_AIM OF THE EXERCISE:_
Write out every record below exactly, so that nothing differs from what is shown.

==== DATA LISTING ====

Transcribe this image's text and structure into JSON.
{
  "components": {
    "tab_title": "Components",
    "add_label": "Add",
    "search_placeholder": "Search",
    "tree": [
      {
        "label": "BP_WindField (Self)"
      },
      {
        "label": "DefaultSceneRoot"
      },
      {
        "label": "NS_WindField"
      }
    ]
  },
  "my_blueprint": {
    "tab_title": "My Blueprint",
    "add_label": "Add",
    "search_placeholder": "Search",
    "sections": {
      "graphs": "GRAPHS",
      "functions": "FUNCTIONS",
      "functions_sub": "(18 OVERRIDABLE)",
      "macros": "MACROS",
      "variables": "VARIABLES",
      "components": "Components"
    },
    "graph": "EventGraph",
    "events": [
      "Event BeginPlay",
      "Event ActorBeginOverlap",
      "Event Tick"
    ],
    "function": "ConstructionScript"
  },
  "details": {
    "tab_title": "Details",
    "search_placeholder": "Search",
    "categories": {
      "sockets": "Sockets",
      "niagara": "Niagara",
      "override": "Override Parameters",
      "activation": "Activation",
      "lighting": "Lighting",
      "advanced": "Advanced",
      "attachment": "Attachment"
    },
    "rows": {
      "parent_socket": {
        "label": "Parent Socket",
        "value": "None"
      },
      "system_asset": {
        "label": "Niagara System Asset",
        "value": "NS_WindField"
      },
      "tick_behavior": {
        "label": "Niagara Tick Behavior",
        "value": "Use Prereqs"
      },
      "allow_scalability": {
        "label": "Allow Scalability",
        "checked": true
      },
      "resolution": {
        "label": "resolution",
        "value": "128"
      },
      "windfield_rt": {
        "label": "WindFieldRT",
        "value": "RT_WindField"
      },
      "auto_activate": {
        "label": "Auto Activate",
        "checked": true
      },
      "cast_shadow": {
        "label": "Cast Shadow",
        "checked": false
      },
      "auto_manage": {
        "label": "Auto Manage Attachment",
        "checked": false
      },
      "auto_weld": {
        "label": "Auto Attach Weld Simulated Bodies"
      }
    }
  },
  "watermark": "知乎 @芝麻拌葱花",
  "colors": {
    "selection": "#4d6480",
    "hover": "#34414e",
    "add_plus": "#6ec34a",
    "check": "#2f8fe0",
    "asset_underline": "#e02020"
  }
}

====

_FINISHED EXERCISE:_
Transcribe this image's text and structure into JSON.
{
  "components": {
    "tab_title": "Components",
    "add_label": "Add",
    "search_placeholder": "Search",
    "tree": [
      {
        "label": "BP_WindField (Self)"
      },
      {
        "label": "DefaultSceneRoot"
      },
      {
        "label": "NS_WindField"
      }
    ]
  },
  "my_blueprint": {
    "tab_title": "My Blueprint",
    "add_label": "Add",
    "search_placeholder": "Search",
    "sections": {
      "graphs": "GRAPHS",
      "functions": "FUNCTIONS",
      "functions_sub": "(18 OVERRIDABLE)",
      "macros": "MACROS",
      "variables": "VARIABLES",
      "components": "Components"
    },
    "graph": "EventGraph",
    "events": [
      "Event BeginPlay",
      "Event ActorBeginOverlap",
      "Event Tick"
    ],
    "function": "ConstructionScript"
  },
  "details": {
    "tab_title": "Details",
    "search_placeholder": "Search",
    "categories": {
      "sockets": "Sockets",
      "niagara": "Niagara",
      "override": "Override Parameters",
      "activation": "Activation",
      "lighting": "Lighting",
      "advanced": "Advanced",
      "attachment": "Attachment"
    },
    "rows": {
      "parent_socket": {
        "label": "Parent Socket",
        "value": "None"
      },
      "system_asset": {
        "label": "Niagara System Asset",
        "value": "NS_WindField"
      },
      "tick_behavior": {
        "label": "Niagara Tick Behavior",
        "value": "Use Prereqs"
      },
      "allow_scalability": {
        "label": "Allow Scalability",
        "checked": true
      },
      "resolution": {
        "label": "resolution",
        "value": "128"
      },
      "windfield_rt": {
        "label": "WindFieldRT",
        "value": "RT_WindField"
      },
      "auto_activate": {
        "label": "Auto Activate",
        "checked": true
      },
      "cast_shadow": {
        "label": "Cast Shadow",
        "checked": false
      },
      "auto_manage": {
        "label": "Auto Manage Attachment",
        "checked": false
      },
      "auto_weld": {
        "label": "Auto Attach Weld Simulated Bodies"
      }
    }
  },
  "watermark": "知乎 @芝麻拌葱花",
  "colors": {
    "selection": "#4d6480",
    "hover": "#34414e",
    "add_plus": "#6ec34a",
    "check": "#2f8fe0",
    "asset_underline": "#e02020"
  }
}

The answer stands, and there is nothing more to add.